YOUR ASSIGNMENT ▸
Your task is to copy each line of the records that includes the string "JSON".
Top of DATASET EXCERPTS
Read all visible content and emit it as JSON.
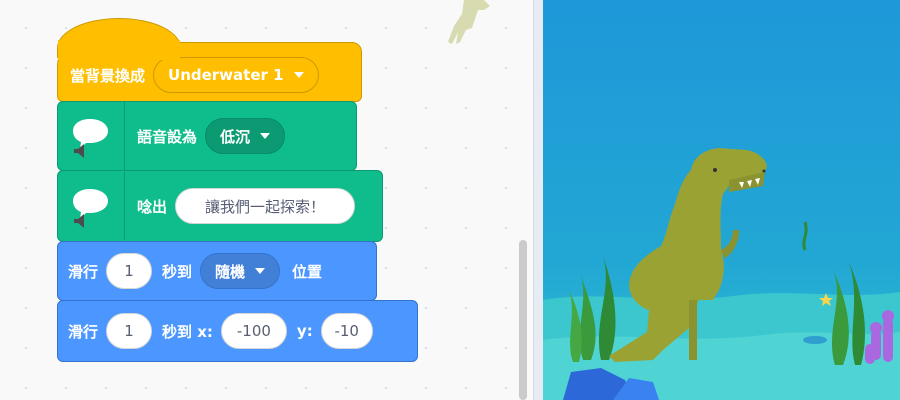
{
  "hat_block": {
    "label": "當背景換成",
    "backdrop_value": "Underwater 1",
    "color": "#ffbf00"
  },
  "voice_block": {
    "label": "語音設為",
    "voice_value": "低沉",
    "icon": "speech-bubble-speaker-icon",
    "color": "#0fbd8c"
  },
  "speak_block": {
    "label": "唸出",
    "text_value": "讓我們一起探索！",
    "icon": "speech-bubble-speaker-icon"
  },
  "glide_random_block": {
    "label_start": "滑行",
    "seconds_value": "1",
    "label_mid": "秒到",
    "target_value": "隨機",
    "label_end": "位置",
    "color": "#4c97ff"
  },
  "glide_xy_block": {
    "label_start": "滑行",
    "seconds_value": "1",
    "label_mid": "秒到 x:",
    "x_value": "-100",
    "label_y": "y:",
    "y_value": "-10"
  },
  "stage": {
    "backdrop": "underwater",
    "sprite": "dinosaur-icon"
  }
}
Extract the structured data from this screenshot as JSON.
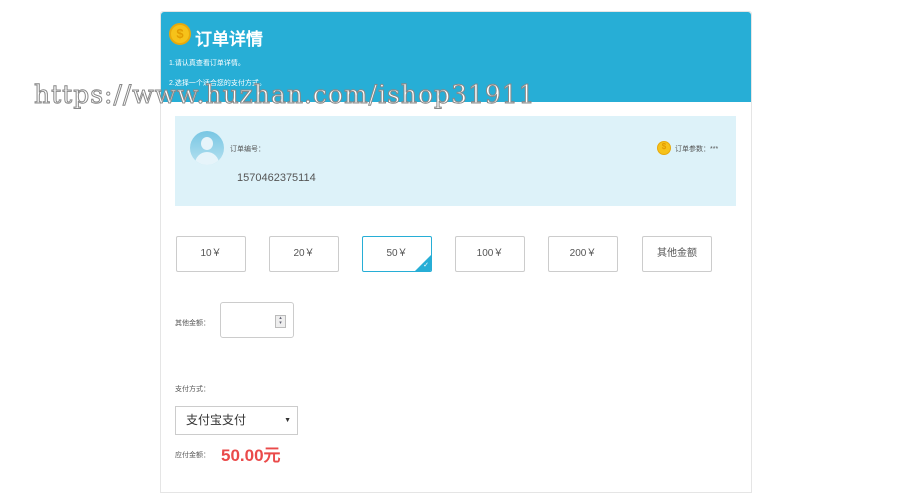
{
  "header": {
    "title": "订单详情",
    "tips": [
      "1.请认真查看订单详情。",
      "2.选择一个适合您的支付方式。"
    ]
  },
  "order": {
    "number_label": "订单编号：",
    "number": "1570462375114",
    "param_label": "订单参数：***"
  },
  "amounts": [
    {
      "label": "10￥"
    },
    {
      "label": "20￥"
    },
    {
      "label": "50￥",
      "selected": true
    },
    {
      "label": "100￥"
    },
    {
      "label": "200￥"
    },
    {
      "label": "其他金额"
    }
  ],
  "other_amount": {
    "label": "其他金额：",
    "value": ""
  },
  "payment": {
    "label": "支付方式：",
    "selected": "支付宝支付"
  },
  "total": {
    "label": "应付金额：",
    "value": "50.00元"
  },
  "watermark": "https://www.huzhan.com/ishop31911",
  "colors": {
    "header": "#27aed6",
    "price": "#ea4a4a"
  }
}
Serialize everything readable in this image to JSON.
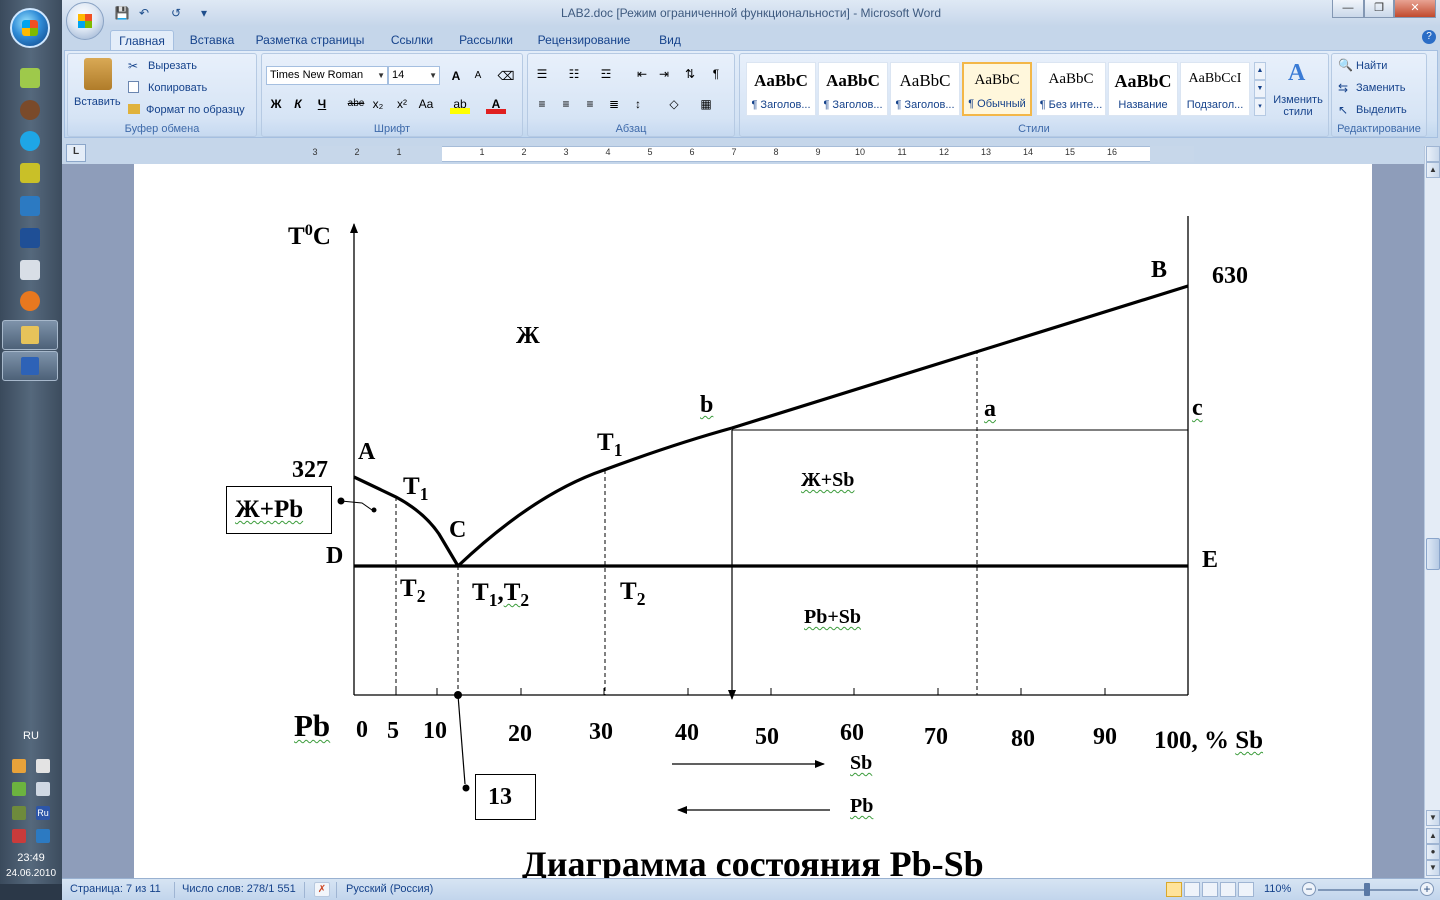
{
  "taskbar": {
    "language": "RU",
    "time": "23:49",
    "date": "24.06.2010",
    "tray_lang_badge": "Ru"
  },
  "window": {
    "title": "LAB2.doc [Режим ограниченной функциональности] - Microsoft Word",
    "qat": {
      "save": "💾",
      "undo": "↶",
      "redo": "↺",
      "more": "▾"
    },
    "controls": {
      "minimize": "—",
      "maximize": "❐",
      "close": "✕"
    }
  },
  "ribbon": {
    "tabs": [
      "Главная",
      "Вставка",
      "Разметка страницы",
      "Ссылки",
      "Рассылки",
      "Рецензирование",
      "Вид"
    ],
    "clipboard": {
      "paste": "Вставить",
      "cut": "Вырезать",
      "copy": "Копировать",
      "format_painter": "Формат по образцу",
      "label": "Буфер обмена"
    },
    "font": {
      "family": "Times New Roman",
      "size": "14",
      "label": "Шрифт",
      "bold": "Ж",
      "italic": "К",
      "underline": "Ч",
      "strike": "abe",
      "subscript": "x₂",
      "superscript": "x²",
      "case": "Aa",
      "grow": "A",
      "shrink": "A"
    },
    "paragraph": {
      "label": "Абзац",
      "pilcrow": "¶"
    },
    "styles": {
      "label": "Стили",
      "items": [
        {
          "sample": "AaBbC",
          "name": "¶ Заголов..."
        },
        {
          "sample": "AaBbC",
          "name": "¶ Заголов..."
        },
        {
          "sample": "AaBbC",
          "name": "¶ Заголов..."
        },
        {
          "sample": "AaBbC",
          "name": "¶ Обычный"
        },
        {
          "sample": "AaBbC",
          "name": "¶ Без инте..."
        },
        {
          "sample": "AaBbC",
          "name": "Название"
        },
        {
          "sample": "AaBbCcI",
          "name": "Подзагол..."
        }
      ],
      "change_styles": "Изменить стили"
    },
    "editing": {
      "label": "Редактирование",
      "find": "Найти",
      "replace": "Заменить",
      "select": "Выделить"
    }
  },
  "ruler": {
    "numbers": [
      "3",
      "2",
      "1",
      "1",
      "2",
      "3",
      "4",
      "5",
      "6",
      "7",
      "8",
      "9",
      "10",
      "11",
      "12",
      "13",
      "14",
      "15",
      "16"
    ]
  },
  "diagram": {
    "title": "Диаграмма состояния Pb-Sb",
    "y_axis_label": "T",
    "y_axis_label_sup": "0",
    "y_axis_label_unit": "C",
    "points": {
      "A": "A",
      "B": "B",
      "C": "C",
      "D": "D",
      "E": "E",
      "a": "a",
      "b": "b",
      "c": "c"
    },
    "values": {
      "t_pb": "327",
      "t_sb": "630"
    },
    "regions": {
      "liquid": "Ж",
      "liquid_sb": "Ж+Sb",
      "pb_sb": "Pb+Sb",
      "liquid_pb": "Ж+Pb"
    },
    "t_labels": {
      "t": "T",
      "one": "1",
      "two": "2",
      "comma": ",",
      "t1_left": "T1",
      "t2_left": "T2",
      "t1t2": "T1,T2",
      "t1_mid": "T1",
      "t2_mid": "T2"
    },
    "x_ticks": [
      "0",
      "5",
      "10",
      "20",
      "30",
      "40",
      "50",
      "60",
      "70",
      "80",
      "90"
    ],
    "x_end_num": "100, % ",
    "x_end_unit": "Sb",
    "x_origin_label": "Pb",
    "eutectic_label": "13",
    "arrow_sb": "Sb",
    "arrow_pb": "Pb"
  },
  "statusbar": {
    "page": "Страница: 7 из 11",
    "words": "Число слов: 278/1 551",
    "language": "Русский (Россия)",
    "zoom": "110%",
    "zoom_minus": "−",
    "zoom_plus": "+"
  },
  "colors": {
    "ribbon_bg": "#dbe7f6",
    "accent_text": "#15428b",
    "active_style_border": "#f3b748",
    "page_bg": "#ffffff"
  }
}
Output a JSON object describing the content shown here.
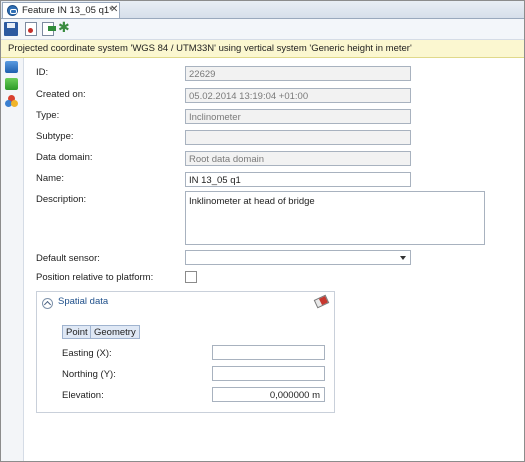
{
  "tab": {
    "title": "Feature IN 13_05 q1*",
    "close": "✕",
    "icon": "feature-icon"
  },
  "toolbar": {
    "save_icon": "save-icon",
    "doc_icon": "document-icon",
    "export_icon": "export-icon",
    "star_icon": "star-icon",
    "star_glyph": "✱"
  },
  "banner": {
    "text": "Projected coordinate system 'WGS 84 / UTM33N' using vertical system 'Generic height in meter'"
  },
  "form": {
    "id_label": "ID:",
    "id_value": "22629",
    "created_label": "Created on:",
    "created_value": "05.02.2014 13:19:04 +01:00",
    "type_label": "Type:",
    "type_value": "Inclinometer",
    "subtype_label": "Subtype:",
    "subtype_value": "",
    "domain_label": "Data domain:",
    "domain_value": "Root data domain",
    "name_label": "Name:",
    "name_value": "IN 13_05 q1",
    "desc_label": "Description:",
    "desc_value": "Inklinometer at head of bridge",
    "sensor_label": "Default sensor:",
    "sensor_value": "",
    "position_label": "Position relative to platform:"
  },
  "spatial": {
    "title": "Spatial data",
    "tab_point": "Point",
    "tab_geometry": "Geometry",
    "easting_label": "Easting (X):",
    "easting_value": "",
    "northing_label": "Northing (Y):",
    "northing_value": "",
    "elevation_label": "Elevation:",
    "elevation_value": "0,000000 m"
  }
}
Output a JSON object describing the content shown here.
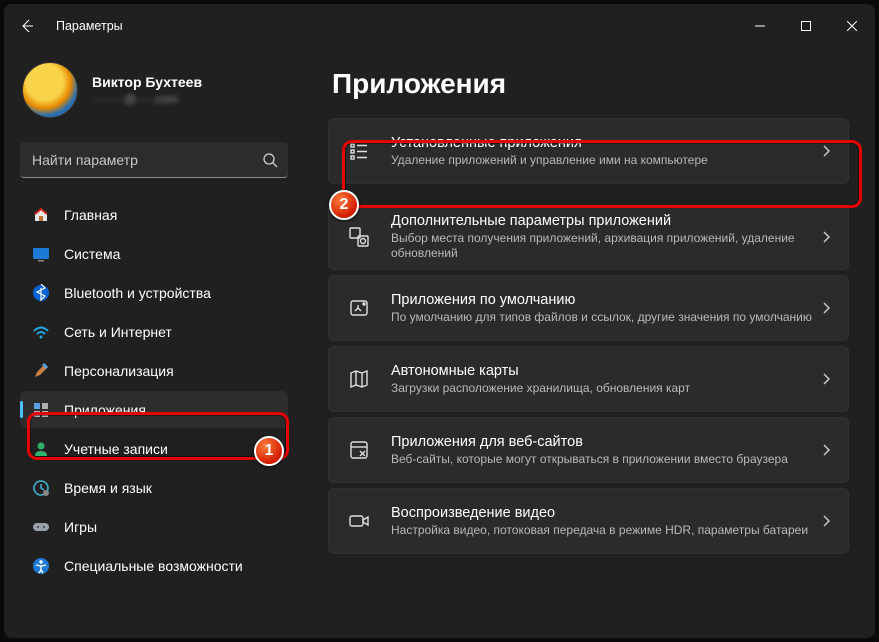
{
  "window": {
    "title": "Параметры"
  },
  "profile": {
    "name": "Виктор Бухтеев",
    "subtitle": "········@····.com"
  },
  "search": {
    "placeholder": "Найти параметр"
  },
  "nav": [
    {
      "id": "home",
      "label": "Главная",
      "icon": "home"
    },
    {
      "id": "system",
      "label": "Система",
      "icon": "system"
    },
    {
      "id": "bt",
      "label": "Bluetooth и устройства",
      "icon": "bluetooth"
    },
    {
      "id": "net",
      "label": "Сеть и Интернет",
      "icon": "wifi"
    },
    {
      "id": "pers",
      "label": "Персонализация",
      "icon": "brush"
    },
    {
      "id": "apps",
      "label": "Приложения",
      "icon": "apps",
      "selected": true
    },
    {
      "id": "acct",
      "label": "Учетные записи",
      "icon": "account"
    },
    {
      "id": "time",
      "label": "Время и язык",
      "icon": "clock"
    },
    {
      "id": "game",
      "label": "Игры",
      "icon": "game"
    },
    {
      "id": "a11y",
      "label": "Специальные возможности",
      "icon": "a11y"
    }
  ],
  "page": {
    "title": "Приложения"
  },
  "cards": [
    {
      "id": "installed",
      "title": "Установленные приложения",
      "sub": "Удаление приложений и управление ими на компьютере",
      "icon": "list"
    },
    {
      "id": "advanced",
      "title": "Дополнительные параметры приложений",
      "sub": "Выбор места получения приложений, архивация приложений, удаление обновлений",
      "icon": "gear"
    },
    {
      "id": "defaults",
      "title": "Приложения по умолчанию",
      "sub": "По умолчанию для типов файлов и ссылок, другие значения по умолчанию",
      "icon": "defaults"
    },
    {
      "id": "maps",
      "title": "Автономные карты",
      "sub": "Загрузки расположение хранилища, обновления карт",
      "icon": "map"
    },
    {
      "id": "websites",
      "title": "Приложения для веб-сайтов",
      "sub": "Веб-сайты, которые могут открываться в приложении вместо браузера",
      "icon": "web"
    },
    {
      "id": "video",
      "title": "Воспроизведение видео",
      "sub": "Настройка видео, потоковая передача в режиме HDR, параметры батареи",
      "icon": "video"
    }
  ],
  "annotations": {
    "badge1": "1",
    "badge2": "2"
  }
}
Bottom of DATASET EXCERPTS
WRITTEN RESPONSE ▸
Read all visible content and emit it as JSON.
Extract the structured data from this screenshot as JSON.
Serialize everything readable in this image to JSON.
Output a JSON object describing the content shown here.
Output a JSON object describing the content shown here.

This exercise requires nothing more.